A tale of Cambodia Part 1 – Border hopping
I never had a bucket list.
I never had a list of things to do or places to see. Things I needed to tick off before I died. Given I’m Autistic and quite like lists that is, perhaps, strange.
Sometimes you just stumble across places. Sometimes you are just in the right place at the right time or you feel a connection.
That was Cambodia.
Planning our holidays is my forte. Comparing hotels, airlines, itineraries, prices. Bargaining, cajoling, encouraging, occasionally ranting, for the best deal. That’s when my Autism gets its kicks.
Our holiday actually began in Thailand and ended in Vietnam. Both great. But not Cambodia. That’s ace!.
To begin with we actually walked from Thailand into Cambodia. Walked. We didn’t drive. We didn’t fly. We walked.
So that may not mean much to you but to me it was really novel. These days we are so accustomed at driving, of taking the train, or flying that arrival and departure seem mundane. We leave A and arrive at B and borders, be they be between counties or countries, fade into insignificance.
But the act of walking is a physical act.
At one point I had one foot in Thailand and one foot in Cambodia. I straddled two nations.
Entering Cambodia involved a laborious process involving fingerprinting every one of us, making hand gestures, laughing at colleagues jokes, laughing at passport photos, taking our photos (stand on the white cross), checking the visa is genuine, more laughter and finally, just as your about to pass out through heat stroke (as you are all crammed together in a narrow hallway with little ventilation) they wave you through.
While I wait for the others I pay 5 baht for a toilet break and then have a wander to change some money.
Poipet, Cambodia’s border town is chaotic, noisy, crowded and very hot. It’s the sort of place that, in the UK, I’d avoid like the plague. It seems to go against every Autistic instinct but here, in my element, in the special zone, I just plunge in.
I approach a lady who is changing money from a small booth.

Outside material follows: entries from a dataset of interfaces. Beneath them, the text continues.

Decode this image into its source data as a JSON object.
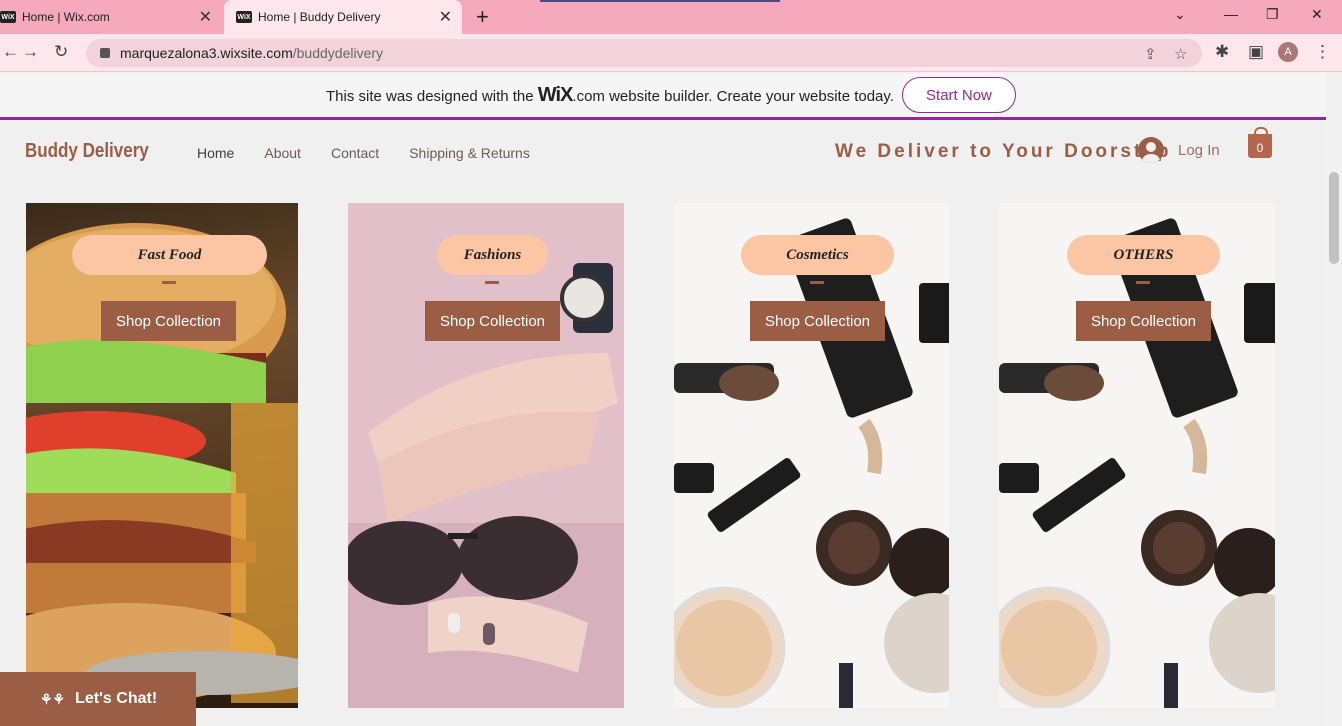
{
  "browser": {
    "tabs": [
      {
        "label": "Home | Wix.com",
        "favicon": "WiX"
      },
      {
        "label": "Home | Buddy Delivery",
        "favicon": "WiX"
      }
    ],
    "url_host": "marquezalona3.wixsite.com",
    "url_path": "/buddydelivery",
    "profile_initial": "A"
  },
  "wix_banner": {
    "text_before": "This site was designed with the",
    "brand": "WiX",
    "text_after": ".com website builder. Create your website today.",
    "button": "Start Now"
  },
  "site": {
    "brand": "Buddy Delivery",
    "menu": [
      "Home",
      "About",
      "Contact",
      "Shipping & Returns"
    ],
    "tagline": "We Deliver to Your Doorstep",
    "login": "Log In",
    "cart_count": "0"
  },
  "cards": [
    {
      "title": "Fast Food",
      "button": "Shop Collection"
    },
    {
      "title": "Fashions",
      "button": "Shop Collection"
    },
    {
      "title": "Cosmetics",
      "button": "Shop Collection"
    },
    {
      "title": "OTHERS",
      "button": "Shop Collection"
    }
  ],
  "chat": {
    "label": "Let's Chat!"
  }
}
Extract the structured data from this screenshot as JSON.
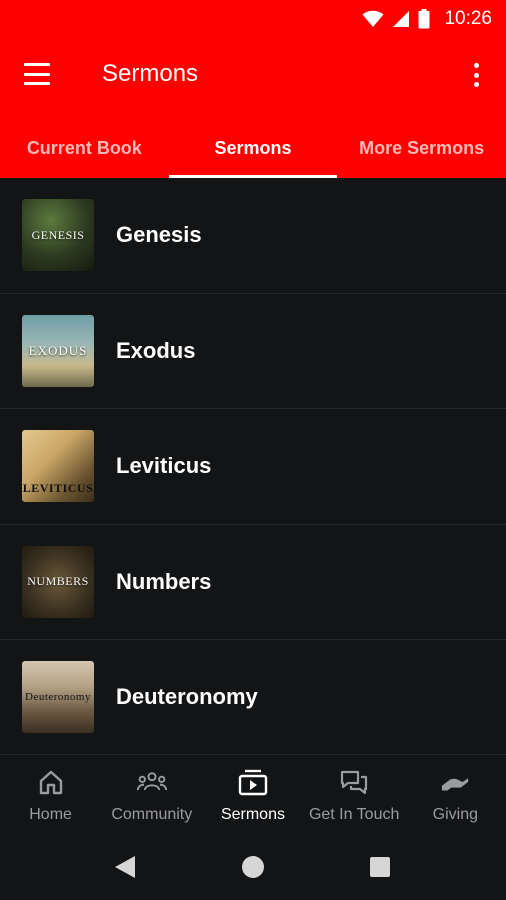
{
  "status_bar": {
    "time": "10:26",
    "icons": [
      "wifi-icon",
      "signal-icon",
      "battery-icon"
    ]
  },
  "app_bar": {
    "title": "Sermons",
    "menu_icon": "hamburger-menu-icon",
    "overflow_icon": "more-vert-icon"
  },
  "tabs": [
    {
      "label": "Current Book",
      "active": false
    },
    {
      "label": "Sermons",
      "active": true
    },
    {
      "label": "More Sermons",
      "active": false
    }
  ],
  "list": {
    "items": [
      {
        "label": "Genesis",
        "thumb_text": "GENESIS"
      },
      {
        "label": "Exodus",
        "thumb_text": "EXODUS"
      },
      {
        "label": "Leviticus",
        "thumb_text": "LEVITICUS"
      },
      {
        "label": "Numbers",
        "thumb_text": "NUMBERS"
      },
      {
        "label": "Deuteronomy",
        "thumb_text": "Deuteronomy"
      }
    ]
  },
  "bottom_nav": {
    "items": [
      {
        "label": "Home",
        "icon": "home-icon",
        "active": false
      },
      {
        "label": "Community",
        "icon": "people-icon",
        "active": false
      },
      {
        "label": "Sermons",
        "icon": "video-library-icon",
        "active": true
      },
      {
        "label": "Get In Touch",
        "icon": "chat-bubbles-icon",
        "active": false
      },
      {
        "label": "Giving",
        "icon": "giving-hand-icon",
        "active": false
      }
    ]
  },
  "colors": {
    "accent": "#ff0000",
    "background": "#131416",
    "inactive_nav": "#9a9b9e"
  }
}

She sees me coming and clutches a baby tighter to her whilst, with one hand, she makes an odd gesture. Perhaps she is warding off evil or perhaps there’s a fly annoying her. Who can tell ?. I smile (okay, I’m not good at smiling. Probably scared the crap out of her) I offer her $50 and explain that I want to exchange some money. She thrusts the baby at me but I don’t know what the exchange rate is for babies today and anyway, I’m not Angelina Jolie or Madonna so adopting isn’t really my thing. I also note that the baby doesn’t come with any accessories or a warranty!.
When she realises that I actually want some money she snatches the $50 from my hand and thrusts it into a drawer which she swiftly locks. Then, from another drawer she produces fat wedges of notes which she counts out, fingers licked, between each couple. A figure reached, at least in her mind, she pushes them in my direction and looks expectantly at me.
So does the baby. Synchronised expectant looking! Weird.
It’s 4000 rial to the dollar which seems pretty good so, with a nod, I pocket my dosh and return to our party, pockets bulging.
My partner and I have distinctive suitcases. Hers is a very bright pink plastic case and mine is a deep red with a multi coloured strap. Easy to spot amongst the blacks, greats and deep blues. I track their progress into Cambodia on a hand pulled cart and see them, perched atop a pile, on the bus that will take us further into Cambodia.
We are in!.